START Supplied records

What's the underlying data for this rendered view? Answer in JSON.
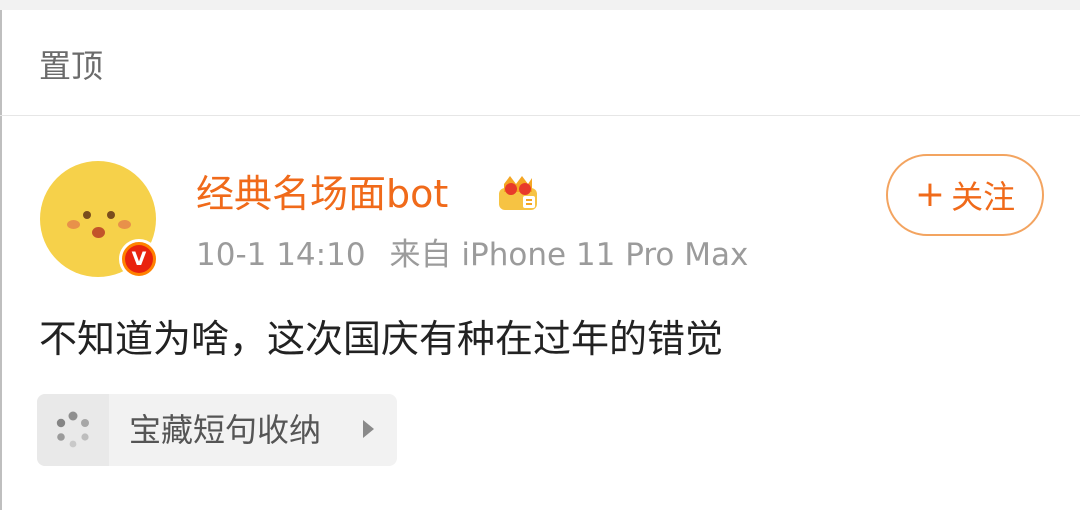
{
  "section": {
    "title": "置顶"
  },
  "post": {
    "username": "经典名场面bot",
    "timestamp": "10-1 14:10",
    "source": "来自 iPhone 11 Pro Max",
    "text": "不知道为啥，这次国庆有种在过年的错觉",
    "follow_button": {
      "plus": "+",
      "label": "关注"
    },
    "verified_badge": "V",
    "vip_icon": "crown-icon",
    "topic": {
      "label": "宝藏短句收纳",
      "icon": "loading-dots-icon"
    }
  },
  "colors": {
    "accent": "#f06a1a",
    "badge": "#e9230e",
    "meta": "#9b9b9b"
  }
}
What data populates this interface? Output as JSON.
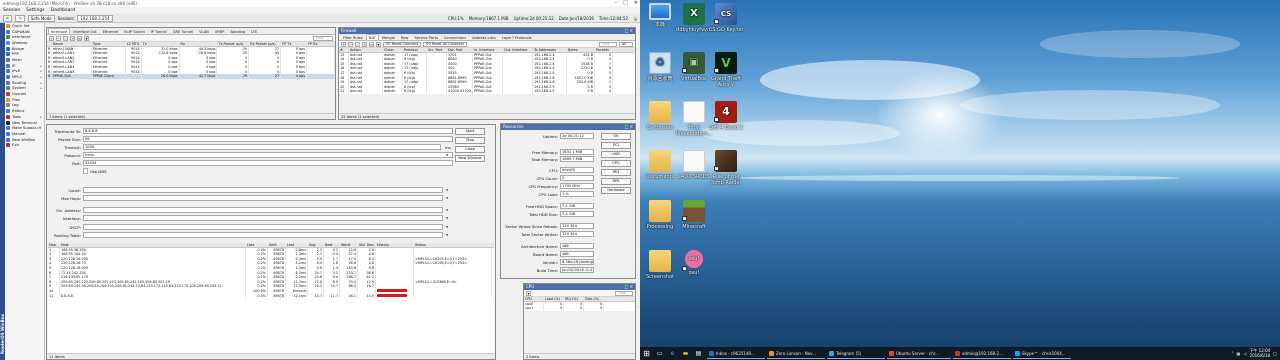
{
  "winbox": {
    "title": "admin@192.168.2.254 (MikroTik) - WinBox v6.36rc28 on x86 (x86)",
    "menu": [
      "Session",
      "Settings",
      "Dashboard"
    ],
    "toolbar": {
      "safe_mode": "Safe Mode",
      "session_label": "Session:",
      "session_value": "192.168.2.254"
    },
    "status_right": {
      "cpu": "CPU:1%",
      "memory": "Memory:1867.1 MiB",
      "uptime": "Uptime:2d 00:21:12",
      "date": "Date:Jun/18/2016",
      "time": "Time:12:04:52"
    },
    "vertical_brand": "RouterOS WinBox",
    "sidebar": [
      {
        "label": "Quick Set",
        "color": "#d89a2a",
        "arrow": false
      },
      {
        "label": "CAPsMAN",
        "color": "#4a79c0",
        "arrow": false
      },
      {
        "label": "Interfaces",
        "color": "#3f8f3f",
        "arrow": false
      },
      {
        "label": "Wireless",
        "color": "#5a8fd0",
        "arrow": false
      },
      {
        "label": "Bridge",
        "color": "#2f6fb7",
        "arrow": false
      },
      {
        "label": "PPP",
        "color": "#2f6fb7",
        "arrow": false
      },
      {
        "label": "Mesh",
        "color": "#4a79c0",
        "arrow": false
      },
      {
        "label": "IP",
        "color": "#4a79c0",
        "arrow": true
      },
      {
        "label": "IPv6",
        "color": "#4a79c0",
        "arrow": true
      },
      {
        "label": "MPLS",
        "color": "#4a79c0",
        "arrow": true
      },
      {
        "label": "Routing",
        "color": "#4a79c0",
        "arrow": true
      },
      {
        "label": "System",
        "color": "#777777",
        "arrow": true
      },
      {
        "label": "Queues",
        "color": "#c0392b",
        "arrow": false
      },
      {
        "label": "Files",
        "color": "#d89a2a",
        "arrow": false
      },
      {
        "label": "Log",
        "color": "#888888",
        "arrow": false
      },
      {
        "label": "Radius",
        "color": "#3a7bd5",
        "arrow": false
      },
      {
        "label": "Tools",
        "color": "#b03030",
        "arrow": true
      },
      {
        "label": "New Terminal",
        "color": "#222222",
        "arrow": false
      },
      {
        "label": "Make Supout.rif",
        "color": "#4a79c0",
        "arrow": false
      },
      {
        "label": "Manual",
        "color": "#3a7bd5",
        "arrow": false
      },
      {
        "label": "New WinBox",
        "color": "#4a79c0",
        "arrow": false
      },
      {
        "label": "Exit",
        "color": "#b03030",
        "arrow": false
      }
    ],
    "interface_window": {
      "tabs": [
        "Interface",
        "Interface List",
        "Ethernet",
        "EoIP Tunnel",
        "IP Tunnel",
        "GRE Tunnel",
        "VLAN",
        "VRRP",
        "Bonding",
        "LTE"
      ],
      "find_placeholder": "Find",
      "columns": [
        "Name",
        "Type",
        "L2 MTU",
        "Tx",
        "Rx",
        "Tx Packet (p/s)",
        "Rx Packet (p/s)",
        "FP Tx",
        "FP Rx"
      ],
      "rows": [
        {
          "flag": "R",
          "name": "ether1-WAN",
          "type": "Ethernet",
          "mtu": "9014",
          "tx": "31.0 kbps",
          "rx": "40.3 kbps",
          "txp": "29",
          "rxp": "27",
          "fptx": "0 bps",
          "fprx": "",
          "sel": false
        },
        {
          "flag": "R",
          "name": "ether2-LAN1",
          "type": "Ethernet",
          "mtu": "9014",
          "tx": "132.6 kbps",
          "rx": "26.6 kbps",
          "txp": "20",
          "rxp": "40",
          "fptx": "0 bps",
          "fprx": "",
          "sel": false
        },
        {
          "flag": "R",
          "name": "ether3-LAN2",
          "type": "Ethernet",
          "mtu": "9014",
          "tx": "0 bps",
          "rx": "0 bps",
          "txp": "0",
          "rxp": "0",
          "fptx": "0 bps",
          "fprx": "",
          "sel": false
        },
        {
          "flag": "R",
          "name": "ether4-LAN3",
          "type": "Ethernet",
          "mtu": "9014",
          "tx": "0 bps",
          "rx": "0 bps",
          "txp": "0",
          "rxp": "0",
          "fptx": "0 bps",
          "fprx": "",
          "sel": false
        },
        {
          "flag": "R",
          "name": "ether5-LAN4",
          "type": "Ethernet",
          "mtu": "9014",
          "tx": "0 bps",
          "rx": "0 bps",
          "txp": "0",
          "rxp": "0",
          "fptx": "0 bps",
          "fprx": "",
          "sel": false
        },
        {
          "flag": "R",
          "name": "ether6-LAN5",
          "type": "Ethernet",
          "mtu": "9014",
          "tx": "0 bps",
          "rx": "0 bps",
          "txp": "0",
          "rxp": "0",
          "fptx": "0 bps",
          "fprx": "",
          "sel": false
        },
        {
          "flag": "R",
          "name": "PPPoE-Out",
          "type": "PPPoE Client",
          "mtu": "",
          "tx": "26.0 kbps",
          "rx": "42.7 kbps",
          "txp": "29",
          "rxp": "27",
          "fptx": "0 bps",
          "fprx": "",
          "sel": true
        }
      ],
      "status": "7 items (1 selected)"
    },
    "firewall_window": {
      "title": "Firewall",
      "tabs": [
        "Filter Rules",
        "NAT",
        "Mangle",
        "Raw",
        "Service Ports",
        "Connections",
        "Address Lists",
        "Layer7 Protocols"
      ],
      "reset_counters": "Reset Counters",
      "reset_all_counters": "Reset All Counters",
      "find_placeholder": "Find",
      "filter_value": "all",
      "columns": [
        "#",
        "Action",
        "Chain",
        "Protocol",
        "Src. Port",
        "Dst. Port",
        "In. Interface",
        "Out. Interface",
        "To Addresses",
        "Bytes",
        "Packets"
      ],
      "rows": [
        {
          "n": "13",
          "action": "dst-nat",
          "chain": "dstnat",
          "proto": "17 (udp)",
          "sport": "",
          "dport": "1701",
          "inif": "PPPoE-Out",
          "outif": "",
          "to": "192.168.2.4",
          "bytes": "425 B",
          "pkts": "5"
        },
        {
          "n": "14",
          "action": "dst-nat",
          "chain": "dstnat",
          "proto": "6 (tcp)",
          "sport": "",
          "dport": "8080",
          "inif": "PPPoE-Out",
          "outif": "",
          "to": "192.168.2.4",
          "bytes": "0 B",
          "pkts": "0"
        },
        {
          "n": "15",
          "action": "dst-nat",
          "chain": "dstnat",
          "proto": "17 (udp)",
          "sport": "",
          "dport": "4500",
          "inif": "PPPoE-Out",
          "outif": "",
          "to": "192.168.2.4",
          "bytes": "2528 B",
          "pkts": "7"
        },
        {
          "n": "16",
          "action": "dst-nat",
          "chain": "dstnat",
          "proto": "17 (udp)",
          "sport": "",
          "dport": "500",
          "inif": "PPPoE-Out",
          "outif": "",
          "to": "192.168.2.4",
          "bytes": "2720 B",
          "pkts": "8"
        },
        {
          "n": "17",
          "action": "dst-nat",
          "chain": "dstnat",
          "proto": "6 (tcp)",
          "sport": "",
          "dport": "5555",
          "inif": "PPPoE-Out",
          "outif": "",
          "to": "192.168.2.4",
          "bytes": "0 B",
          "pkts": "0"
        },
        {
          "n": "18",
          "action": "dst-nat",
          "chain": "dstnat",
          "proto": "6 (tcp)",
          "sport": "",
          "dport": "6881-6999",
          "inif": "PPPoE-Out",
          "outif": "",
          "to": "192.168.2.8",
          "bytes": "1007.0 KiB",
          "pkts": "9"
        },
        {
          "n": "19",
          "action": "dst-nat",
          "chain": "dstnat",
          "proto": "17 (udp)",
          "sport": "",
          "dport": "6881-6999",
          "inif": "PPPoE-Out",
          "outif": "",
          "to": "192.168.2.8",
          "bytes": "253.6 KiB",
          "pkts": "1"
        },
        {
          "n": "20",
          "action": "dst-nat",
          "chain": "dstnat",
          "proto": "6 (tcp)",
          "sport": "",
          "dport": "25565",
          "inif": "PPPoE-Out",
          "outif": "",
          "to": "192.168.2.5",
          "bytes": "0 B",
          "pkts": "0"
        },
        {
          "n": "21",
          "action": "dst-nat",
          "chain": "dstnat",
          "proto": "6 (tcp)",
          "sport": "",
          "dport": "41000-41100",
          "inif": "PPPoE-Out",
          "outif": "",
          "to": "192.168.2.5",
          "bytes": "0 B",
          "pkts": "0"
        }
      ],
      "status": "22 items (1 selected)"
    },
    "traceroute_window": {
      "fields": [
        {
          "label": "Traceroute To:",
          "value": "8.8.8.8"
        },
        {
          "label": "Packet Size:",
          "value": "56"
        },
        {
          "label": "Timeout:",
          "value": "1000"
        },
        {
          "label": "Protocol:",
          "value": "icmp"
        },
        {
          "label": "Port:",
          "value": "33434"
        }
      ],
      "timeout_unit": "ms",
      "use_dns": "Use DNS",
      "empty_fields": [
        "Count:",
        "Max Hops:",
        "Src. Address:",
        "Interface:",
        "DSCP:",
        "Routing Table:"
      ],
      "buttons": [
        "Start",
        "Stop",
        "Close",
        "New Window"
      ],
      "columns": [
        "Hop",
        "Host",
        "Loss",
        "Sent",
        "Last",
        "Avg.",
        "Best",
        "Worst",
        "Std. Dev.",
        "History",
        "Status"
      ],
      "rows": [
        {
          "hop": "1",
          "host": "168.95.98.254",
          "loss": "0.0%",
          "sent": "49878",
          "last": "0.8ms",
          "avg": "2.3",
          "best": "0.2",
          "worst": "15.6",
          "std": "2.6",
          "hist": false,
          "status": ""
        },
        {
          "hop": "2",
          "host": "168.95.144.24",
          "loss": "0.2%",
          "sent": "49878",
          "last": "1.2ms",
          "avg": "2.1",
          "best": "0.4",
          "worst": "47.4",
          "std": "4.6",
          "hist": false,
          "status": ""
        },
        {
          "hop": "3",
          "host": "220.128.16.290",
          "loss": "0.2%",
          "sent": "49878",
          "last": "5.3ms",
          "avg": "5.5",
          "best": "1.7",
          "worst": "17.0",
          "std": "6.3",
          "hist": false,
          "status": "<MPLS:L=16205,E=0,T=253>"
        },
        {
          "hop": "4",
          "host": "220.128.16.73",
          "loss": "0.2%",
          "sent": "49878",
          "last": "4.2ms",
          "avg": "4.4",
          "best": "1.8",
          "worst": "26.6",
          "std": "4.6",
          "hist": false,
          "status": "<MPLS:L=16196,E=0,T=253>"
        },
        {
          "hop": "5",
          "host": "220.128.16.093",
          "loss": "0.2%",
          "sent": "49878",
          "last": "1.2ms",
          "avg": "4.8",
          "best": "1.4",
          "worst": "133.8",
          "std": "0.8",
          "hist": false,
          "status": ""
        },
        {
          "hop": "6",
          "host": "72.14.242.254",
          "loss": "0.2%",
          "sent": "49878",
          "last": "6.2ms",
          "avg": "20.7",
          "best": "5.2",
          "worst": "233.7",
          "std": "38.8",
          "hist": false,
          "status": ""
        },
        {
          "hop": "7",
          "host": "216.239.62.179",
          "loss": "0.1%",
          "sent": "49878",
          "last": "9.2ms",
          "avg": "24.8",
          "best": "9.4",
          "worst": "288.7",
          "std": "41.2",
          "hist": false,
          "status": ""
        },
        {
          "hop": "8",
          "host": "209.85.250.225,209.85.252.213,209.85.242.163,209.85.251.19",
          "loss": "0.2%",
          "sent": "49878",
          "last": "11.7ms",
          "avg": "12.6",
          "best": "8.5",
          "worst": "79.4",
          "std": "12.9",
          "hist": false,
          "status": "<MPLS:L=315366,E=4>"
        },
        {
          "hop": "9",
          "host": "209.85.245.58,209.85.250.103,209.85.243.23,64.233.175.215,64.233.175.205,209.85.243.21",
          "loss": "0.2%",
          "sent": "49878",
          "last": "12.0ms",
          "avg": "16.2",
          "best": "10.7",
          "worst": "68.2",
          "std": "16.7",
          "hist": false,
          "status": ""
        },
        {
          "hop": "10",
          "host": "",
          "loss": "100.0%",
          "sent": "49878",
          "last": "timeout",
          "avg": "",
          "best": "",
          "worst": "",
          "std": "",
          "hist": true,
          "status": ""
        },
        {
          "hop": "11",
          "host": "8.8.8.8",
          "loss": "0.0%",
          "sent": "49878",
          "last": "12.1ms",
          "avg": "14.7",
          "best": "11.7",
          "worst": "26.1",
          "std": "14.9",
          "hist": true,
          "status": ""
        }
      ],
      "status": "11 items"
    },
    "resources_window": {
      "title": "Resources",
      "rows": [
        {
          "label": "Uptime:",
          "value": "2d 00:21:12"
        },
        {
          "label": "Free Memory:",
          "value": "1831.1 MiB"
        },
        {
          "label": "Total Memory:",
          "value": "1889.7 MiB"
        },
        {
          "label": "CPU:",
          "value": "Intel(R)"
        },
        {
          "label": "CPU Count:",
          "value": "2"
        },
        {
          "label": "CPU Frequency:",
          "value": "1795 MHz"
        },
        {
          "label": "CPU Load:",
          "value": "1 %"
        },
        {
          "label": "Free HDD Space:",
          "value": "7.2 GiB"
        },
        {
          "label": "Total HDD Size:",
          "value": "7.3 GiB"
        },
        {
          "label": "Sector Writes Since Reboot:",
          "value": "129 394"
        },
        {
          "label": "Total Sector Writes:",
          "value": "129 394"
        },
        {
          "label": "Architecture Name:",
          "value": "x86"
        },
        {
          "label": "Board Name:",
          "value": "x86"
        },
        {
          "label": "Version:",
          "value": "6.36rc28 (testing)"
        },
        {
          "label": "Build Time:",
          "value": "Jun/10/2016 12:12:11"
        }
      ],
      "buttons": [
        "OK",
        "PCI",
        "USB",
        "CPU",
        "IRQ",
        "RPS",
        "Hardware"
      ]
    },
    "cpu_window": {
      "title": "CPU",
      "find_placeholder": "Find",
      "columns": [
        "CPU",
        "Load (%)",
        "IRQ (%)",
        "Disk (%)"
      ],
      "rows": [
        {
          "cpu": "cpu0",
          "load": "0",
          "irq": "0",
          "disk": "0"
        },
        {
          "cpu": "cpu1",
          "load": "0",
          "irq": "0",
          "disk": "0"
        }
      ],
      "status": "2 items"
    }
  },
  "desktop": {
    "icons": [
      {
        "label": "本機",
        "kind": "computer",
        "glyph": "",
        "col": 0,
        "row": 0
      },
      {
        "label": "ddbyhiuyfvvm",
        "kind": "excel",
        "glyph": "X",
        "col": 1,
        "row": 0
      },
      {
        "label": "CS:GO Key.txt",
        "kind": "steam",
        "glyph": "CS",
        "col": 2,
        "row": 0
      },
      {
        "label": "資源回收筒",
        "kind": "recycle",
        "glyph": "♻",
        "col": 0,
        "row": 1
      },
      {
        "label": "VirtualBox",
        "kind": "vbox",
        "glyph": "▣",
        "col": 1,
        "row": 1
      },
      {
        "label": "Grand Theft Auto V",
        "kind": "gta",
        "glyph": "V",
        "col": 2,
        "row": 1
      },
      {
        "label": "Carthesian",
        "kind": "folder",
        "glyph": "",
        "col": 0,
        "row": 2
      },
      {
        "label": "Final Presentation...",
        "kind": "paper",
        "glyph": "",
        "col": 1,
        "row": 2
      },
      {
        "label": "Left 4 Dead 2",
        "kind": "l4d",
        "glyph": "4",
        "col": 2,
        "row": 2
      },
      {
        "label": "Documents",
        "kind": "folder",
        "glyph": "",
        "col": 0,
        "row": 3
      },
      {
        "label": "L4D2 SRCDS",
        "kind": "paper",
        "glyph": "",
        "col": 1,
        "row": 3
      },
      {
        "label": "Rise of the Tomb Raider",
        "kind": "tomb",
        "glyph": "",
        "col": 2,
        "row": 3
      },
      {
        "label": "Processing",
        "kind": "folder",
        "glyph": "",
        "col": 0,
        "row": 4
      },
      {
        "label": "Minecraft",
        "kind": "mc",
        "glyph": "",
        "col": 1,
        "row": 4
      },
      {
        "label": "Screenshot",
        "kind": "folder",
        "glyph": "",
        "col": 0,
        "row": 5
      },
      {
        "label": "osu!",
        "kind": "osu",
        "glyph": "osu!",
        "col": 1,
        "row": 5
      }
    ],
    "taskbar": {
      "tasks": [
        {
          "label": "Inbox - c9625148...",
          "color": "#1e72c8"
        },
        {
          "label": "Zero Lanson - Nov...",
          "color": "#f08a24"
        },
        {
          "label": "Telegram (5)",
          "color": "#2ca5e0"
        },
        {
          "label": "Ubuntu Server - chr...",
          "color": "#dd4814"
        },
        {
          "label": "admin@192.168.2....",
          "color": "#c0392b"
        },
        {
          "label": "Skype™ - chris1004...",
          "color": "#00aff0"
        }
      ],
      "time": "下午 12:04",
      "date": "2016/6/18"
    }
  }
}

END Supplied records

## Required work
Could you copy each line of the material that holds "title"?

## Exercise answer
    "title": "置顶"
    "title": "admin@192.168.2.254 (MikroTik) - WinBox v6.36rc28 on x86 (x86)",
      "title": "Firewall",
      "title": "Resources",
      "title": "CPU",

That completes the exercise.